The Alameda Architecture Preservation Society presents a talk on historically appropriate additions and alterations at 7 p.m. tonight–Sunday, Nov. 3–at Immanuel Lutheran Church, 1420 Lafayette St.
The event’s keynote speakers will be Alameda resident Stephen Ryerson of Ryerson O’Brian Architects, who will share case studies of restoration work involving small projects, as well larger homes. Tickets are $5 for the general public and free for AAPS members.
Ryerson took a class in the mid-1970s at UC Extension about Victorian architecture.
The course, taught by Alameda’s Judith Lynch and the late Gary Kray, gave him the chance to focus on walking tours of Alameda’s top historic homes. He went on to study design façade restoration and “found his calling,” according to the AAPS.
The last of five awards given out by the Alameda Architectural Preservation Society during a gala on May 23 went to the owners of a special residence in Central Alameda.
With several twists of fate, the home at 1417 San Antonio was transformed from a Victorian to a Colonial (see above) and back (see below). “This is the story of a Queen Anne that has changed her outfit not once, not twice, but at least three times that we know of,” joked architect Jerri Holan.
First built in 1886 across from Franklin Park for attorney George Wright, the home was designed and built by A. W. Pattiani as one of Alameda’s first Queen Annes. It was then enlarged and remodeled.
“Brackets were removed and many other ‘fussy’ Victorian details and gingerbread were probably lost, as well,” said the architect. “Colonial Revival was the popular style of the day, and it demanded simpler details with classical elements.”
Attorney Lynn Faris and husband John bought the home in 1996 and needed to replace the porch, which included classical columns and a shingle-style trellis. They worked with staff with Rynerson O’Brien Architecture, who studied other Pattiani homes in the East Bay to design an L-shaped Queen Anne porch complete with a cupola on the corner.
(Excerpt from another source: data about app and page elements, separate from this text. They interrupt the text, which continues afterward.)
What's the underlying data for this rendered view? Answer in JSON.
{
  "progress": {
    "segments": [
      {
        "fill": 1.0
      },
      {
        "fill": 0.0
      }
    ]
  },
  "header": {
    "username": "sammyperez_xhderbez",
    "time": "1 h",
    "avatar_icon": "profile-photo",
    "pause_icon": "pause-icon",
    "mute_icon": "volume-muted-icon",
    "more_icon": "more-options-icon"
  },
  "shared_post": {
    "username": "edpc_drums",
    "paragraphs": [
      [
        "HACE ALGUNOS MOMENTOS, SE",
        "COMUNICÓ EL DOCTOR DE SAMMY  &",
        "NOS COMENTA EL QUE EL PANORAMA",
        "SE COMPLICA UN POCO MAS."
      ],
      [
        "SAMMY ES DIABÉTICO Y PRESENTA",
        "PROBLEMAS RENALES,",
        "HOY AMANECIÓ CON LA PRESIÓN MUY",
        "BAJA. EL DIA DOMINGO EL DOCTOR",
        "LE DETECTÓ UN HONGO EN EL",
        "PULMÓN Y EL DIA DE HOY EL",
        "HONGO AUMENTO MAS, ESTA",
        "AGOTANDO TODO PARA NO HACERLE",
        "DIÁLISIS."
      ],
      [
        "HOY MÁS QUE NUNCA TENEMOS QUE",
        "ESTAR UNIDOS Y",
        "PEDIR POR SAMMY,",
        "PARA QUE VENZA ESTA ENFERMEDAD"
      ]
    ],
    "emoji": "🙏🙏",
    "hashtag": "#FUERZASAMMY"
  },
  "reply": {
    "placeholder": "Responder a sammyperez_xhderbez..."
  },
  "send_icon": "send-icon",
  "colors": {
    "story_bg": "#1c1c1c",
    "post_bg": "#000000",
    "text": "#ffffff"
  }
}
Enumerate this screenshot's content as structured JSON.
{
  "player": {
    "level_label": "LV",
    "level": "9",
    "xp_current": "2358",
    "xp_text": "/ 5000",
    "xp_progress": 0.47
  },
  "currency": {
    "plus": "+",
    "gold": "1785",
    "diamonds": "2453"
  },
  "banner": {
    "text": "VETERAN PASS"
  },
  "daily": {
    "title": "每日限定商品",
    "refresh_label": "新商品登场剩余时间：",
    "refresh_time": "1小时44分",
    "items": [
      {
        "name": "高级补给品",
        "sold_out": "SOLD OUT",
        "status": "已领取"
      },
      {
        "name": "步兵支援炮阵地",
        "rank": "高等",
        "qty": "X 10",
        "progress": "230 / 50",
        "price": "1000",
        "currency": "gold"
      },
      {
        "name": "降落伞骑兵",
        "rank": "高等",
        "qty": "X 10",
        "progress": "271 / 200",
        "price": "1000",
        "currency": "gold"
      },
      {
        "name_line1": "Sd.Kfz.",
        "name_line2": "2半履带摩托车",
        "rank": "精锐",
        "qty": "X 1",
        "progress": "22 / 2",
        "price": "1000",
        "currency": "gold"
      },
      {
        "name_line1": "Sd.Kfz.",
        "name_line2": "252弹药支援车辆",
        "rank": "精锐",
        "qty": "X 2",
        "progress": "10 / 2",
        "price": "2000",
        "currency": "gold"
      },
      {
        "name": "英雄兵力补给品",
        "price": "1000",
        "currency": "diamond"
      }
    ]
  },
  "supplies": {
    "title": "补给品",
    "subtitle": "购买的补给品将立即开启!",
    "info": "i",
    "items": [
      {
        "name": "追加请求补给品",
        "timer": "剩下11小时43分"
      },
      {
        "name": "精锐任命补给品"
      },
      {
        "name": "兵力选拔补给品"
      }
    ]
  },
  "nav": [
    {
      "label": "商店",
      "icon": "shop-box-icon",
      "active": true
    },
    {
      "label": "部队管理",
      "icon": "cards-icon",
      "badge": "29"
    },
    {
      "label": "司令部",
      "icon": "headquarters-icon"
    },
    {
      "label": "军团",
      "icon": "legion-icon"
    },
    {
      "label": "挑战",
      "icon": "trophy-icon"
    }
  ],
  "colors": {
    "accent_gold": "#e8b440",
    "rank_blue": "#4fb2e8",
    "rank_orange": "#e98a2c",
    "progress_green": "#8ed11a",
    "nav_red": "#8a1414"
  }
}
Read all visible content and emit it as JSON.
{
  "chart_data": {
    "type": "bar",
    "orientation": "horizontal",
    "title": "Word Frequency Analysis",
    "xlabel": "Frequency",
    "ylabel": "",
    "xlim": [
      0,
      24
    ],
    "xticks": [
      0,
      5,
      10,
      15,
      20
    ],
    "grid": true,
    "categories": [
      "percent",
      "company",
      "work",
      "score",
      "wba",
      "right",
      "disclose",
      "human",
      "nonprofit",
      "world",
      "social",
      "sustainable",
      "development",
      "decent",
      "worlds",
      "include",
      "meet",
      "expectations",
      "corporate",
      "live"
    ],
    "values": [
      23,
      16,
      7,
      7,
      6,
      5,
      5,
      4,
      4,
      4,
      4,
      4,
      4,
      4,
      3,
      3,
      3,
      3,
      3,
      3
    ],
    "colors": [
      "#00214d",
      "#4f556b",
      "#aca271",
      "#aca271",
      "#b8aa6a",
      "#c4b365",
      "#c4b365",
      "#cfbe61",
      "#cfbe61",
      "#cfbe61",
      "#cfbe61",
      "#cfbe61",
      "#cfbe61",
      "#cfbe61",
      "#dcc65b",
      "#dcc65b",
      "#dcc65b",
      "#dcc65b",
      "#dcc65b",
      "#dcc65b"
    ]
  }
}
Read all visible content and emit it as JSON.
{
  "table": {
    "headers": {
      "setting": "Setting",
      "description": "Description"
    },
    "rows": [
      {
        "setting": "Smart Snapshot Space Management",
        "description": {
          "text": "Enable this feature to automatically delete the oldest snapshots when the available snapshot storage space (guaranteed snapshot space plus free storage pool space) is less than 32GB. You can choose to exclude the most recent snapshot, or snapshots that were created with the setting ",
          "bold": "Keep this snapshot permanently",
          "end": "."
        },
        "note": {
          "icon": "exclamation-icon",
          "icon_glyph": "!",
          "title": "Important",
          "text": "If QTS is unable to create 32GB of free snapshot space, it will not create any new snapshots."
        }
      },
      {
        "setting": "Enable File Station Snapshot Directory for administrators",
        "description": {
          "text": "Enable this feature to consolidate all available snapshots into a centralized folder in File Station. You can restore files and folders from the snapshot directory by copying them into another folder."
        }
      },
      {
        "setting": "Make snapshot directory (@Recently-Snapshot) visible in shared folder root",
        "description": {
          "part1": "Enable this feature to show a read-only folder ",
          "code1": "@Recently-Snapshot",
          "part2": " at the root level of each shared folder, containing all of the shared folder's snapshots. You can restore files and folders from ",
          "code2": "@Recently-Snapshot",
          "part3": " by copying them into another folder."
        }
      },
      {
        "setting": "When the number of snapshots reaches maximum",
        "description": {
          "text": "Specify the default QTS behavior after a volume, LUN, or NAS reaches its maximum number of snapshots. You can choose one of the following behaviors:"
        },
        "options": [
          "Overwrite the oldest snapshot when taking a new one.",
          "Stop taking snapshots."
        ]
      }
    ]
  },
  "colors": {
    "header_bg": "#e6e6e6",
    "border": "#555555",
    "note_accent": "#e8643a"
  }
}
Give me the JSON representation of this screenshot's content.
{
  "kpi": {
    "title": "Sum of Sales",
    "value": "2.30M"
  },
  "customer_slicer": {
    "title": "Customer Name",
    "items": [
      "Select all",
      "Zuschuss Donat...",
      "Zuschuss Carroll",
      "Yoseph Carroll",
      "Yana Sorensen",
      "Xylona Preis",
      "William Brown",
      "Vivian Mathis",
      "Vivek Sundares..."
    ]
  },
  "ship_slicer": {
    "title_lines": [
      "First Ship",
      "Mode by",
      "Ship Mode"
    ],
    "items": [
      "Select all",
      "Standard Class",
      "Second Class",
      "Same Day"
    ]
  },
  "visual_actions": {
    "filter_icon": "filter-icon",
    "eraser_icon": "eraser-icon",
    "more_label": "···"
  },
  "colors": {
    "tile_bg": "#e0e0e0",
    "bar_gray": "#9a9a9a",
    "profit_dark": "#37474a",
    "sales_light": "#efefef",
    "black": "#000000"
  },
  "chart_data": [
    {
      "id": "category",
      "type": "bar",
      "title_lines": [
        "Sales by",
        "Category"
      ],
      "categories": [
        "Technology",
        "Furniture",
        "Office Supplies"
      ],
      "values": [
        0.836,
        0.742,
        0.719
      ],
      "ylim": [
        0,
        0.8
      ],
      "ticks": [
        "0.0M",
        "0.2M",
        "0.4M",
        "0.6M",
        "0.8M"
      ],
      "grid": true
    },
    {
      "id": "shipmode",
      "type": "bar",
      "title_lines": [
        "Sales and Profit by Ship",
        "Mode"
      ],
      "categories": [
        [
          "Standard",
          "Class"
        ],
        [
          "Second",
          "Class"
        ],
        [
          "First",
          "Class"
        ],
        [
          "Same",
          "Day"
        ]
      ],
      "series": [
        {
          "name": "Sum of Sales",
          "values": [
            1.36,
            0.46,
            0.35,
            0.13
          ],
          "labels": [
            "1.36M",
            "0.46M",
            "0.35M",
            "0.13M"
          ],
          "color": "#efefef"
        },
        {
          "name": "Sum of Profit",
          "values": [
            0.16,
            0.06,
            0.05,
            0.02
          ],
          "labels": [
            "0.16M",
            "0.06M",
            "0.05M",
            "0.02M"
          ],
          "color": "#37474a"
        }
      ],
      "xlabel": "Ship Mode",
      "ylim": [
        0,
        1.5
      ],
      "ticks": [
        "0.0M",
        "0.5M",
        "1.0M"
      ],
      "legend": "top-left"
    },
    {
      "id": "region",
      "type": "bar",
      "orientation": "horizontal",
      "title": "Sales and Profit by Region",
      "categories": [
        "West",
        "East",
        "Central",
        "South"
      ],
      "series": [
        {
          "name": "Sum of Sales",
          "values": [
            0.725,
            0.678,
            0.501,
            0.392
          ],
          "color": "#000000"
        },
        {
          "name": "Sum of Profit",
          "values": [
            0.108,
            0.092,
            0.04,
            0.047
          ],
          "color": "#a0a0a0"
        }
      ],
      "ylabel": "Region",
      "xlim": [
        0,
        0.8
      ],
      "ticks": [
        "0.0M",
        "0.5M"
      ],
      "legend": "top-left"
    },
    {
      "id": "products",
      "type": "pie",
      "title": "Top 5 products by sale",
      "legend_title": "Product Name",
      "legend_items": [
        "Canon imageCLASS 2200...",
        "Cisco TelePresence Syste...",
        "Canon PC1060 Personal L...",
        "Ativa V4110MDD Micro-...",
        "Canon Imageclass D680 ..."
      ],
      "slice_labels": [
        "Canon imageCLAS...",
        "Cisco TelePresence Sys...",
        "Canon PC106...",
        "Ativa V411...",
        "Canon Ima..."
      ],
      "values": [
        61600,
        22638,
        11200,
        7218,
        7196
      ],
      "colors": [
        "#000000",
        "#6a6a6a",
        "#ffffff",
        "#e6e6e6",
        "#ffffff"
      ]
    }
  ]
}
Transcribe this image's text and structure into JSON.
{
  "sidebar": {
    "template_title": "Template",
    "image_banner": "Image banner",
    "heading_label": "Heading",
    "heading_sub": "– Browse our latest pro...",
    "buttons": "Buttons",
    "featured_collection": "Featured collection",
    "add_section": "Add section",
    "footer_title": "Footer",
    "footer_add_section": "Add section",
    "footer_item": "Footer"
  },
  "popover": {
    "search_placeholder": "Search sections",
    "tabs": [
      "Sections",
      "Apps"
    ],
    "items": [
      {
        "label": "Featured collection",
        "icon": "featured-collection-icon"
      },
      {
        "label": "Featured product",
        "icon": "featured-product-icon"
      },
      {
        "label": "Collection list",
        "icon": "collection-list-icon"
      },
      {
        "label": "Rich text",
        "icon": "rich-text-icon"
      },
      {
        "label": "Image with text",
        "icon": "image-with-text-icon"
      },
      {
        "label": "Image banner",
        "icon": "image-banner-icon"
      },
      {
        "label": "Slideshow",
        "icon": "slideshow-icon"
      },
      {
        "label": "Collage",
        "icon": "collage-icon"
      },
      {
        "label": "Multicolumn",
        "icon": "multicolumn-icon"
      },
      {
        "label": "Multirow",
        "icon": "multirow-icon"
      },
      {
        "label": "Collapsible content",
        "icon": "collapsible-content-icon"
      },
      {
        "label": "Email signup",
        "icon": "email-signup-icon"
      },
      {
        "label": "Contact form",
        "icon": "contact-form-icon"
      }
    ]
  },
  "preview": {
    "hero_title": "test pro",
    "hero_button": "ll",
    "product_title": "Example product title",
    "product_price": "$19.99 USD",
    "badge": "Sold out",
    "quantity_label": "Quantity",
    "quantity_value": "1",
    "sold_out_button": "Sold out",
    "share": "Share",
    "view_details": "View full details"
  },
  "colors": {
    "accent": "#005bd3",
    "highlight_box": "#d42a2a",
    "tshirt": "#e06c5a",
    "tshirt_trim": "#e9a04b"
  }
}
In the upper front windows, Victorian sunburst panels were created, “which truly brought back the Victorian character lost at the turn of the century to Colonial popularity,” explained Holan. “Lynn and John Faris have indeed dressed this lovely Queen Anne in a splendid new outfit. In doing so, they have given the community a truly remarkable piece of architectural craftsmanship at its best.”
(Photos courtesy of Jerri Holan, FAIA)